### EXERCISE OBJECTIVE
Say how many lines in this listing include the word "JSON", with no other words in the reply.

-- Opening Marker --

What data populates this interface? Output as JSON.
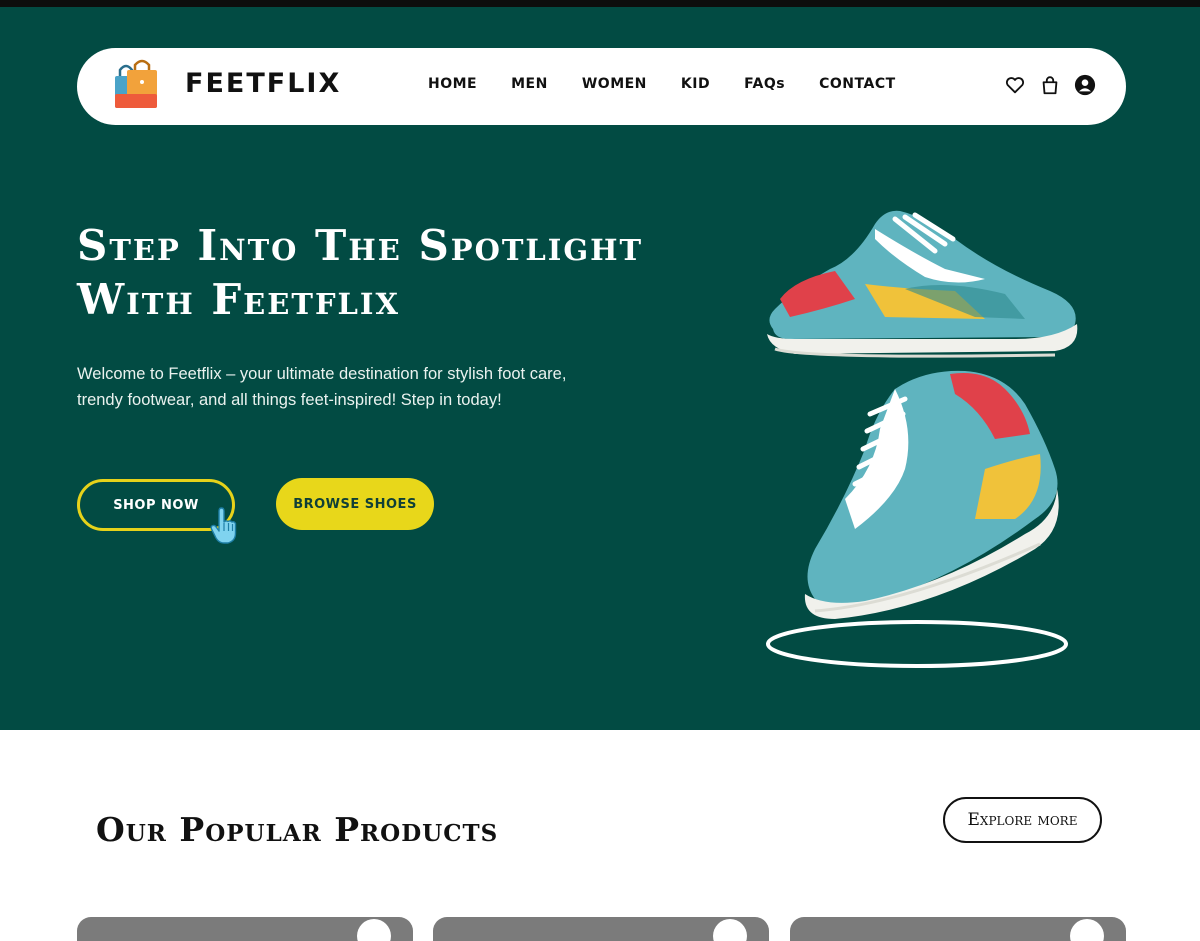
{
  "brand": {
    "name": "FEETFLIX",
    "logo_icon": "shopping-bags-icon",
    "colors": {
      "hero_bg": "#024b43",
      "accent_yellow": "#e8d71a",
      "text_dark": "#111111"
    }
  },
  "nav": {
    "links": [
      "HOME",
      "MEN",
      "WOMEN",
      "KID",
      "FAQs",
      "CONTACT"
    ],
    "icons": [
      "heart-icon",
      "bag-icon",
      "user-icon"
    ]
  },
  "hero": {
    "headline_line1": "Step Into The Spotlight",
    "headline_line2": "With Feetflix",
    "intro_line1": "Welcome to Feetflix – your ultimate destination for stylish foot care,",
    "intro_line2": "trendy footwear, and all things feet-inspired! Step in today!",
    "shop_button": "SHOP NOW",
    "browse_button": "BROWSE SHOES"
  },
  "popular": {
    "title": "Our Popular Products",
    "explore_button": "Explore more",
    "cards": [
      {},
      {},
      {}
    ]
  }
}
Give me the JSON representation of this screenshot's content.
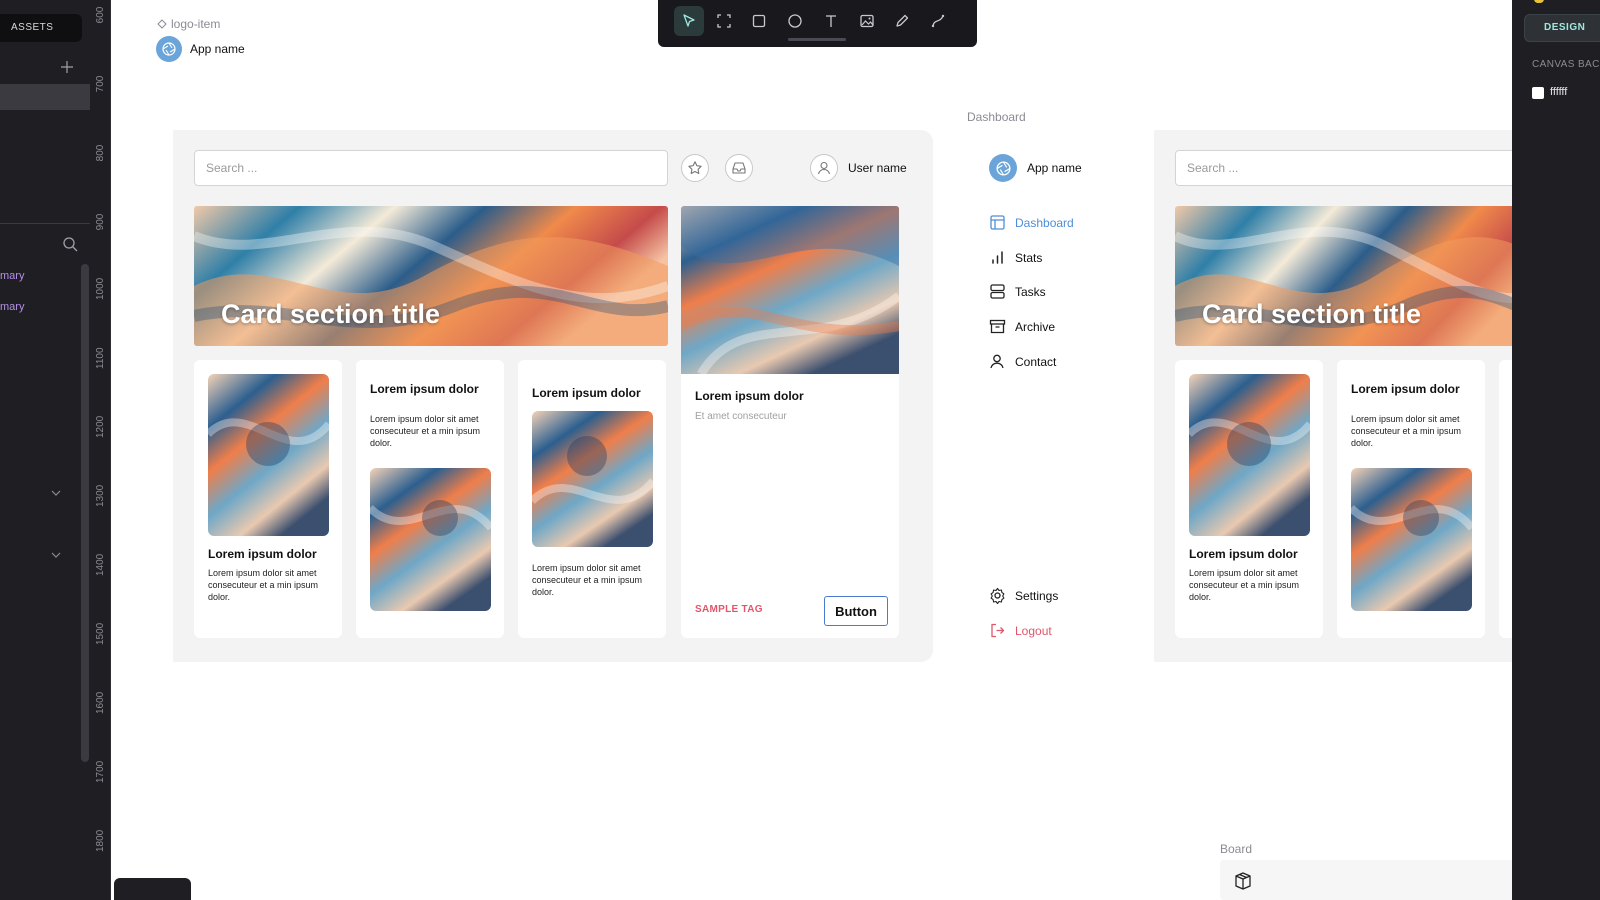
{
  "left_panel": {
    "assets_tab": "ASSETS",
    "layers": [
      "mary",
      "mary"
    ]
  },
  "ruler": {
    "labels": [
      "600",
      "700",
      "800",
      "900",
      "1000",
      "1100",
      "1200",
      "1300",
      "1400",
      "1500",
      "1600",
      "1700",
      "1800"
    ]
  },
  "toolbar": {
    "tools": [
      "move-tool",
      "frame-tool",
      "rectangle-tool",
      "ellipse-tool",
      "text-tool",
      "image-tool",
      "pencil-tool",
      "path-tool"
    ],
    "active": "move-tool"
  },
  "logo_component": {
    "label": "logo-item",
    "app_name": "App name"
  },
  "board_1": {
    "search_placeholder": "Search ...",
    "user_name": "User name",
    "hero_title": "Card section title",
    "cards": [
      {
        "title": "Lorem ipsum dolor",
        "text": "Lorem ipsum dolor sit amet consecuteur et a min ipsum dolor."
      },
      {
        "title": "Lorem ipsum dolor",
        "text": "Lorem ipsum dolor sit amet consecuteur et a min ipsum dolor."
      },
      {
        "title": "Lorem ipsum dolor",
        "text": "Lorem ipsum dolor sit amet consecuteur et a min ipsum dolor."
      }
    ],
    "feature_card": {
      "title": "Lorem ipsum dolor",
      "subtitle": "Et amet consecuteur",
      "tag": "SAMPLE TAG",
      "button": "Button"
    }
  },
  "dashboard": {
    "label": "Dashboard",
    "app_name": "App name",
    "nav": [
      {
        "label": "Dashboard",
        "icon": "layout-icon",
        "active": true
      },
      {
        "label": "Stats",
        "icon": "bar-chart-icon"
      },
      {
        "label": "Tasks",
        "icon": "server-icon"
      },
      {
        "label": "Archive",
        "icon": "archive-icon"
      },
      {
        "label": "Contact",
        "icon": "user-icon"
      }
    ],
    "settings": "Settings",
    "logout": "Logout"
  },
  "board_2": {
    "search_placeholder": "Search ...",
    "hero_title": "Card section title",
    "cards": [
      {
        "title": "Lorem ipsum dolor",
        "text": "Lorem ipsum dolor sit amet consecuteur et a min ipsum dolor."
      },
      {
        "title": "Lorem ipsum dolor",
        "text": "Lorem ipsum dolor sit amet consecuteur et a min ipsum dolor."
      }
    ]
  },
  "board_label": "Board",
  "right_panel": {
    "tab": "DESIGN",
    "canvas_background_label": "CANVAS BACK",
    "canvas_background_value": "ffffff"
  },
  "colors": {
    "accent": "#4f8ed6",
    "danger": "#e0566b",
    "panel": "#1f1f23",
    "board": "#f3f3f3"
  }
}
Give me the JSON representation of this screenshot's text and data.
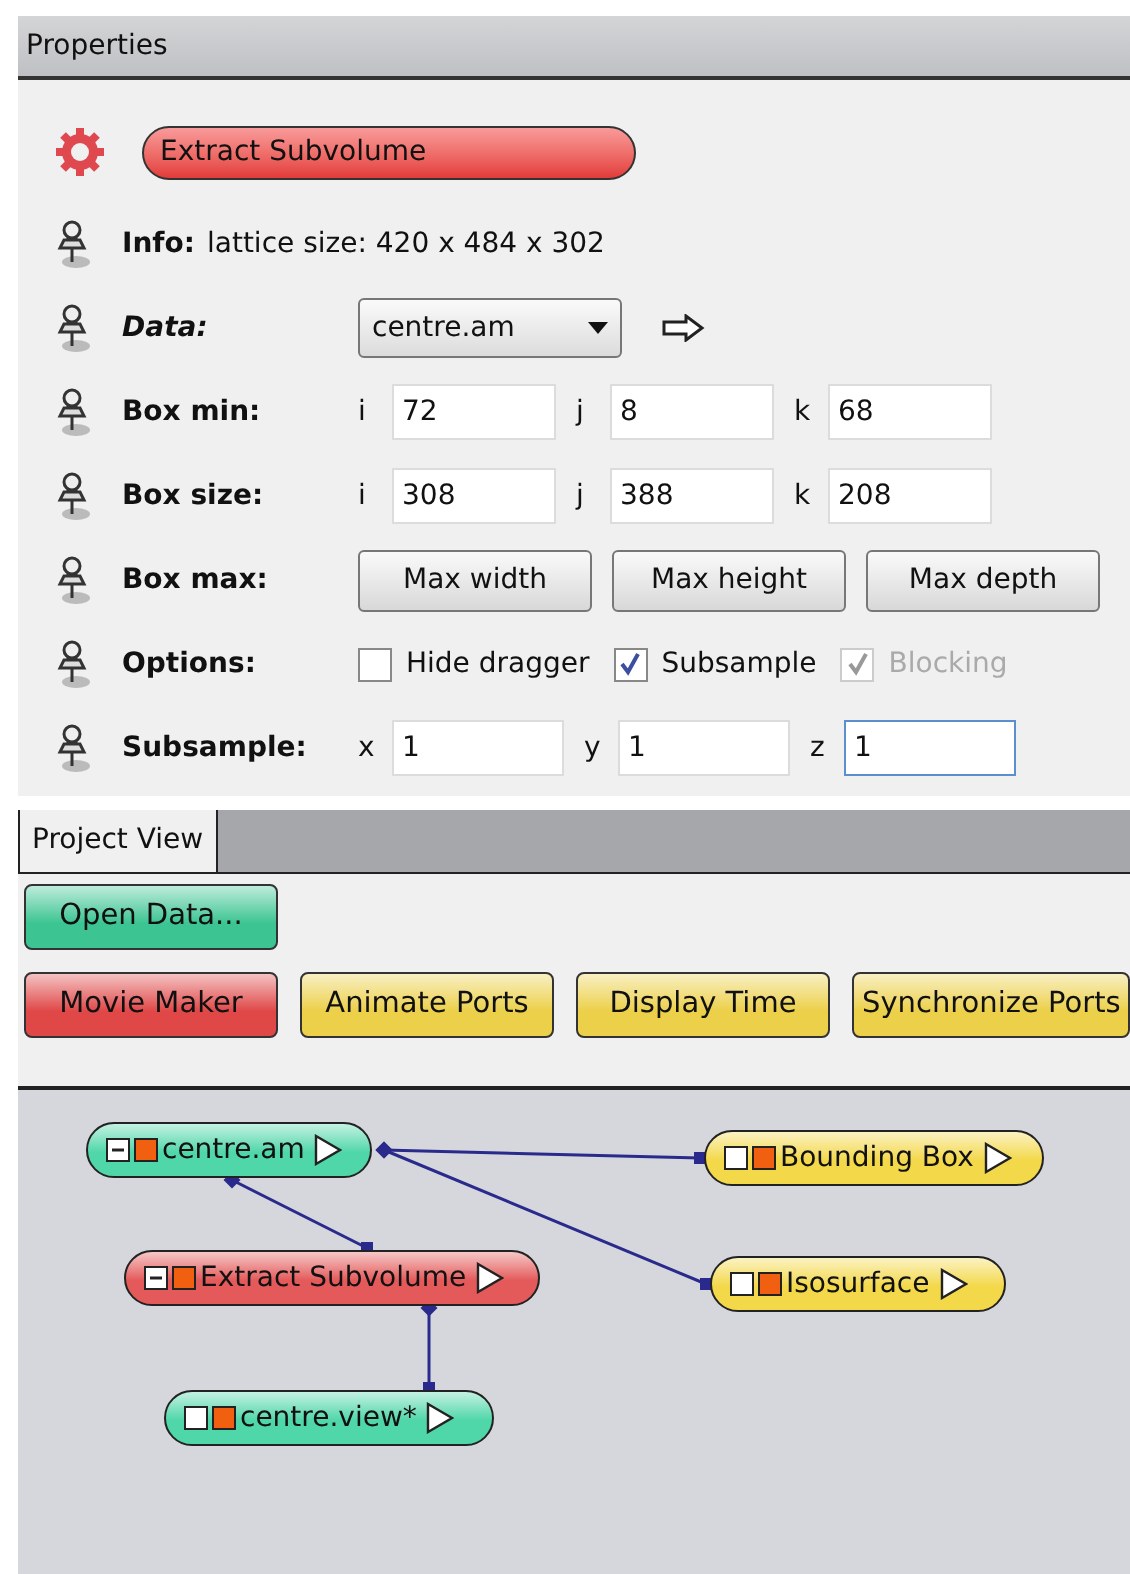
{
  "panel_title": "Properties",
  "module": {
    "name": "Extract Subvolume"
  },
  "ports": [
    {
      "kind": "info",
      "label": "Info:",
      "italic": false,
      "value": "lattice size: 420 x 484 x 302"
    },
    {
      "kind": "select",
      "label": "Data:",
      "italic": true,
      "value": "centre.am"
    },
    {
      "kind": "fields",
      "label": "Box min:",
      "italic": false,
      "fields": [
        {
          "axis": "i",
          "value": "72",
          "focused": false
        },
        {
          "axis": "j",
          "value": "8",
          "focused": false
        },
        {
          "axis": "k",
          "value": "68",
          "focused": false
        }
      ]
    },
    {
      "kind": "fields",
      "label": "Box size:",
      "italic": false,
      "fields": [
        {
          "axis": "i",
          "value": "308",
          "focused": false
        },
        {
          "axis": "j",
          "value": "388",
          "focused": false
        },
        {
          "axis": "k",
          "value": "208",
          "focused": false
        }
      ]
    },
    {
      "kind": "buttons",
      "label": "Box max:",
      "italic": false,
      "buttons": [
        "Max width",
        "Max height",
        "Max depth"
      ]
    },
    {
      "kind": "checkboxes",
      "label": "Options:",
      "italic": false,
      "options": [
        {
          "label": "Hide dragger",
          "checked": false,
          "disabled": false
        },
        {
          "label": "Subsample",
          "checked": true,
          "disabled": false
        },
        {
          "label": "Blocking",
          "checked": true,
          "disabled": true
        }
      ]
    },
    {
      "kind": "fields",
      "label": "Subsample:",
      "italic": false,
      "fields": [
        {
          "axis": "x",
          "value": "1",
          "focused": false
        },
        {
          "axis": "y",
          "value": "1",
          "focused": false
        },
        {
          "axis": "z",
          "value": "1",
          "focused": true
        }
      ]
    }
  ],
  "tabs": [
    {
      "label": "Project View",
      "selected": true
    }
  ],
  "toolbar_rows": [
    [
      {
        "label": "Open Data...",
        "color": "#3cc592"
      }
    ],
    [
      {
        "label": "Movie Maker",
        "color": "#e04848"
      },
      {
        "label": "Animate Ports",
        "color": "#ecd04a"
      },
      {
        "label": "Display Time",
        "color": "#ecd04a"
      },
      {
        "label": "Synchronize Ports",
        "color": "#ecd04a"
      }
    ]
  ],
  "nodes": [
    {
      "label": "centre.am",
      "color": "#4fd6a9",
      "expanded": true
    },
    {
      "label": "Bounding Box",
      "color": "#f3d84a",
      "expanded": false
    },
    {
      "label": "Extract Subvolume",
      "color": "#e45a5a",
      "expanded": true
    },
    {
      "label": "Isosurface",
      "color": "#f3d84a",
      "expanded": false
    },
    {
      "label": "centre.view*",
      "color": "#4fd6a9",
      "expanded": false
    }
  ]
}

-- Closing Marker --

### SOLUTION FOR THIS PROBLEM
3